Hundreds Miss Out on Lecture by Ghery
Omar Roushdy -- The Tech
Frank O. Gehry, a renowned architect from Santa Monica, Calif., speaks on his work in Wong Auditorium Friday. Gehry has been selected to design the Stata Computer Information and Intelligence Sciences building which will be constructed on the Building 20 site.
By Susan Buchman
Overwhelming demand for a seat to hear a lecture given by architect Frank O. Ghery left many people out in the cold on Friday night peering through the window of the Tang Center for a glimpse of the world-renowned architect who is designing the Stata Complex.
At 6:10 p.m. on Friday, an MIT student called Campus Police with a "complaint relative to fire issues," said Anne P. Glavin, chief of the CPs.
Glavin received estimates that 1500 to 2000 people were crowded into the auditorium, which has a capacity of 291.
At 7 p.m., the expected starting time of the lecture, CPs were still escorting attendees out of the building. Both Wong Auditorium and the overflow room, the TingLobby, were packed to capacity.
Approximately 100 people were outside of Building E51, peeking in through the windows to watch Ghery on the television monitor in the lobby. At one point, a subset of the crowd began chanting "Ghery," and several members of the crowd verbally resisted police officers when told to step away from the door. When told it was a fire hazard, one man replied, "Where's the fire?"
People who had been waiting in the auditorium from as early as 5 p.m. had to sit in the aisles, and were among those later told to leave.
Ghery's talk was the latest in the Department of Architecture's lecture series. The department had reserved Room 10-250 on Tuesdays this fall to accommodate the series. Ghery's lecture was originally scheduled for today, but the architect cancelled and offered to speak on Friday instead.
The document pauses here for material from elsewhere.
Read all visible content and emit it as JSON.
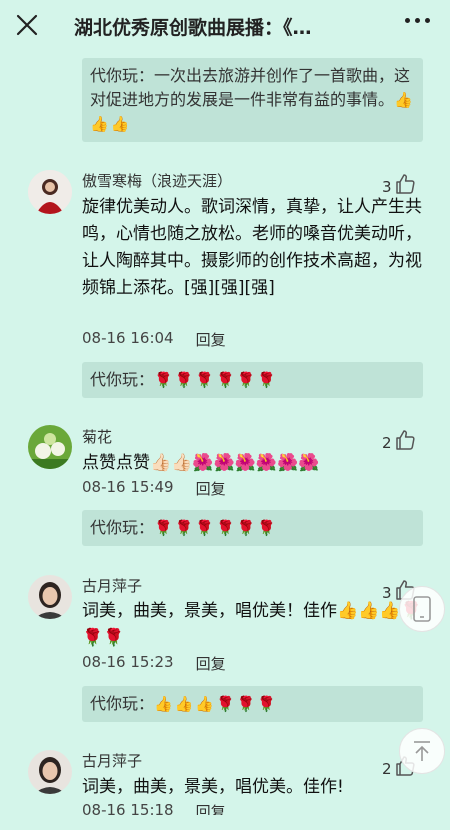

According to Anderson, Wong Auditorium was the largest venue available for Friday.
"I have received numerous messages, understandably agitated, about the events surrounding the Gehry lecture of last Friday evening," said Department of Architecture Head Stanford Anderson in an e-mail sent in response to student complaints.
Many angry about event handling
Many attendees wondered why the Department of Architecture chose such a small venue.
"This is the most popular architect in the world; would they accommodate Pearl Jam in that space?" said Randy Kaufman, a student at the Boston Architectural Center who takes classes at MIT. There was "almost an element of trickery involved."
Forty-five Temple University architecture students chartered a bus and drove for over seven hours to attend the lecture, but only "a handful" made it into the lecture.
"We called ahead and they said there was plenty of room," said a Temple student.
Doug Dalrymple, an employee of the Sheply, Bulfinch, Richardson, and Abbott architecture firm, said that MITshould have been prepared for a large turnout.
"The millions and billions [MIT] has and you can't put up a monitor?" for those left outside, Dalrymple asked.
MITstudents wanted priority
MITstudents were also denied access to the lecture.
"This guy is building a building here; it'd be nice to know what he's about. We can't even stand in there," said Peter Siu '99.
Anderson responded specifically to the suggestion by some in the Department of Architecture that the lectures be closed to the public. Closing certain lectures to the public would be "sending a very negative message, discouraging attention to our school and lectures at all, and also being needless except when the speaker forces a rescheduling such as the present one,"Anderson said, noting that the lecture hall would not normally be filled if attendance was restricted tothe MITcommunity.
Police involvement questioned
Students also complained to Anderson about the attitude of the police.
"No one likes to see the police involved in any academic event,"Anderson said, adding that he was concerned about "reports of the aggressive removal of persons from aisles and circulation spaces of the hall and building," Anderson said.
"I think the police were a little heavy handed. This is a pretty nasty situation for everyone involved," said Edward Kohler G.
A similar situation of overcrowding occurred on Thursday evening at Harvard's Piper Auditorium when architect Renzo Piano spoke. The police were not called, although people were sitting in the aisles and the front of the lecture hall.
"Had the Harvard Police learned of the situation, they too would have intervened," Anderson said.
Some believed that the turnout for the Piano lecture should have prepared MIT for Friday night.
"[MIT] should have learned from lectures yesterday and the day before," said Judy Hodge, a graduate student at Harvard's Graduate School of Design.